> **Exercise goal**
Where in the listing does the word "réparation" appear? Report each line that holds it.
====== Information provided ======
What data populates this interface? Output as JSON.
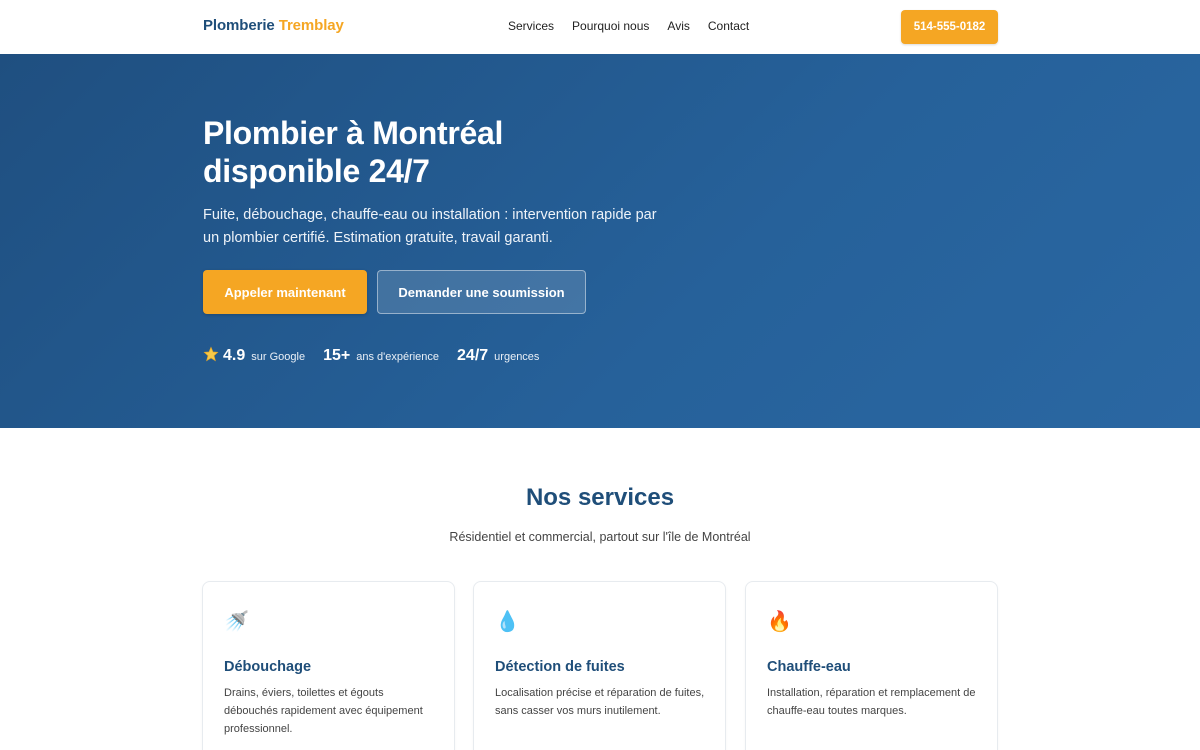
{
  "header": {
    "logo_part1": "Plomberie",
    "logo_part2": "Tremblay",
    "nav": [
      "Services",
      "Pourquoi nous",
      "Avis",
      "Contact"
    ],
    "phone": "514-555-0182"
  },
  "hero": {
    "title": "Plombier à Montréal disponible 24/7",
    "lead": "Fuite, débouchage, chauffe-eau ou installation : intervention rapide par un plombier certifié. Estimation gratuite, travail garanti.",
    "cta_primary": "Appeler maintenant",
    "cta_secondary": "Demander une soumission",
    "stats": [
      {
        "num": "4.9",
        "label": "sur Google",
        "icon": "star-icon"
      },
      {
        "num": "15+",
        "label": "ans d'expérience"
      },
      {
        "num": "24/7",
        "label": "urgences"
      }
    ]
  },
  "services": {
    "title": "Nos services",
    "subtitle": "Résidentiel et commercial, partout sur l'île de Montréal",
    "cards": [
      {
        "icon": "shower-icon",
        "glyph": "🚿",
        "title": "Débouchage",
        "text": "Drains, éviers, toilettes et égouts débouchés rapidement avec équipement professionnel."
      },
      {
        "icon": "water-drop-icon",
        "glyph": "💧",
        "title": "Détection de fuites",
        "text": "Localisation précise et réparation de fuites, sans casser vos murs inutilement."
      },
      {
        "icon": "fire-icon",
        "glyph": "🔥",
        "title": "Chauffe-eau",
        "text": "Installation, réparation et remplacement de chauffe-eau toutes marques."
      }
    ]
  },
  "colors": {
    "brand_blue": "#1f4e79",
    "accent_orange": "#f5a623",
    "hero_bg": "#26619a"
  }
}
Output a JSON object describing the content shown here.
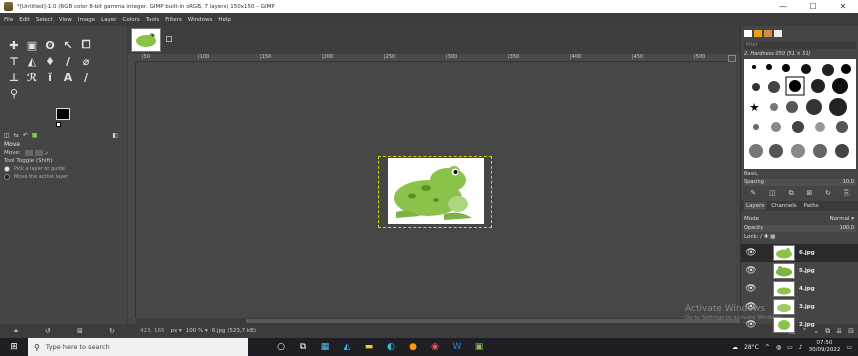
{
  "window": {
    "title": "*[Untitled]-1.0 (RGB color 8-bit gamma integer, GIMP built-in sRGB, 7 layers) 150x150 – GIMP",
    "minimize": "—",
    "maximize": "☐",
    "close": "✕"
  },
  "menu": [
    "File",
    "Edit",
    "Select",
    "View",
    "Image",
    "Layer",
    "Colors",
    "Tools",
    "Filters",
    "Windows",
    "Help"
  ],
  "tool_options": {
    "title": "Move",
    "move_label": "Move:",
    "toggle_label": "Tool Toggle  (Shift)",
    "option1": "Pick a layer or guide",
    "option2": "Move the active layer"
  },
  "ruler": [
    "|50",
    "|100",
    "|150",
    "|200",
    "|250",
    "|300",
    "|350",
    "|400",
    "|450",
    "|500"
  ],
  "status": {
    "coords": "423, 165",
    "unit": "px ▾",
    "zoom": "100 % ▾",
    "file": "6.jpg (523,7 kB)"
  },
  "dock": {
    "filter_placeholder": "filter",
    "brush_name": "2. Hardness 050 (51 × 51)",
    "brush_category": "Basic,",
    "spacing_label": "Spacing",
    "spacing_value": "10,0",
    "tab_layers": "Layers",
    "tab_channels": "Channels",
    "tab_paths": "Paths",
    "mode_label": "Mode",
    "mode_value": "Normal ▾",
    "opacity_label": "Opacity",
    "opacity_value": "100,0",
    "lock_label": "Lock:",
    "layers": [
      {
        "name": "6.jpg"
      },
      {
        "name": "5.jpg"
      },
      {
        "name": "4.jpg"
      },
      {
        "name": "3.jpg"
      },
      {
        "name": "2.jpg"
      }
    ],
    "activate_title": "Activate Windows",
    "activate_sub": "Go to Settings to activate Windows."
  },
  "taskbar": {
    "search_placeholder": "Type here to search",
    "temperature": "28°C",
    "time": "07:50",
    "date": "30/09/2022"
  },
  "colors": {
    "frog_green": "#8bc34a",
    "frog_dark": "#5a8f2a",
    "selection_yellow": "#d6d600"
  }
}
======
> **Answer space**
        "text": "Localisation précise et réparation de fuites, sans casser vos murs inutilement."
        "text": "Installation, réparation et remplacement de chauffe-eau toutes marques."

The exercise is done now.